Using a point and shoot camera may not seem like an option to most photographers that take their photography seriously. After all, point and shoot cameras are just for taking snapshots, right?
Well, that’s true, to a certain extent. But, they can be a great tool as well.
Using a Point and Shoot Camera – Good Results Fast
Now, I’m not going to tell you that you can take better photos using a point and shoot camera than you can with a DSLR. But, I’m not going to tell you that you can’t take good photos using a point and shoot camera either.
If a point and shoot has an aperture priority, shutter priority, or a manual shooting mode, you will have some pretty good control over what the photo will look like. But, even if it doesn’t have custom shooting modes, you can still get favorable results. After all, there are groups of photographers that pride themselves on getting great photos using only their cell phone cameras.
There are a couple of ways that using a point and shoot camera has an advantage over a DSLR. Size and weight. You can carry a point and shoot in your pocket. You can very easily and quickly frame up you shot, take the shot, and slide the camera back in your pocket.
Using a Point and Shoot Camera – Sketchbook
One very creative technique to use when using a point and shoot camera is to use it as a sketchbook. What do I mean?
Well, as mentioned above, it’s much easier to carry a small point and shoot camera with you. Let’s say you see something that you think would make a great photograph. But, for whatever reason, you don’t have your DSLR with you. Take the photo with the point and shoot. This photo will be your sketch. Use it as a record of the subject or place you shot the photo of. It’s a reference. You can then plan on going back and shooting the photo with your DSLR.
Using a point and shoot camera in this way actually frees us up. Sometimes, we can become weighed down with all of the things our DSLR will do. When using a point and shoot camera, you just….well….point and shoot! Don’t worry about the exposure. Just set the camera to the auto mode and shoot.
You can then go through the shots you got with it, and plan which ones you want to go back to shoot with your DSLR. Try to look at your point and shoot shots as rough sketches to be fine tuned with your DSLR later. That’s why I call this technique a point and shoot sketchbook.
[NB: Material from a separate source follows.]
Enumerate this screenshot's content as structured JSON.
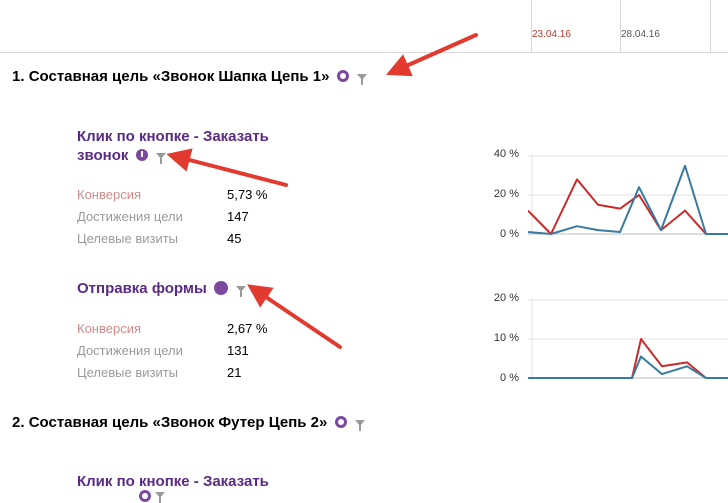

Take shots of the area surrounding where you want to shoot. Take several shots, framing your subject a little different each time. This is a very good technique to use, especially if you don’t have a lot of time. You can then go home and study the shots you took with your point and shoot camera. Decide which compositions you like best. Decide what lens you’ll want to use. What angles gave you the best shots? What would be the best time to return to get the shot you want? You can make these decisions based on the point and shoot photos you took. Then, you can return with your DSLR and get the shots you want.
So, grab your point and shoot, or your cell phone for that matter. Find interesting angles. Experiment. Remember, you’re just taking sketches.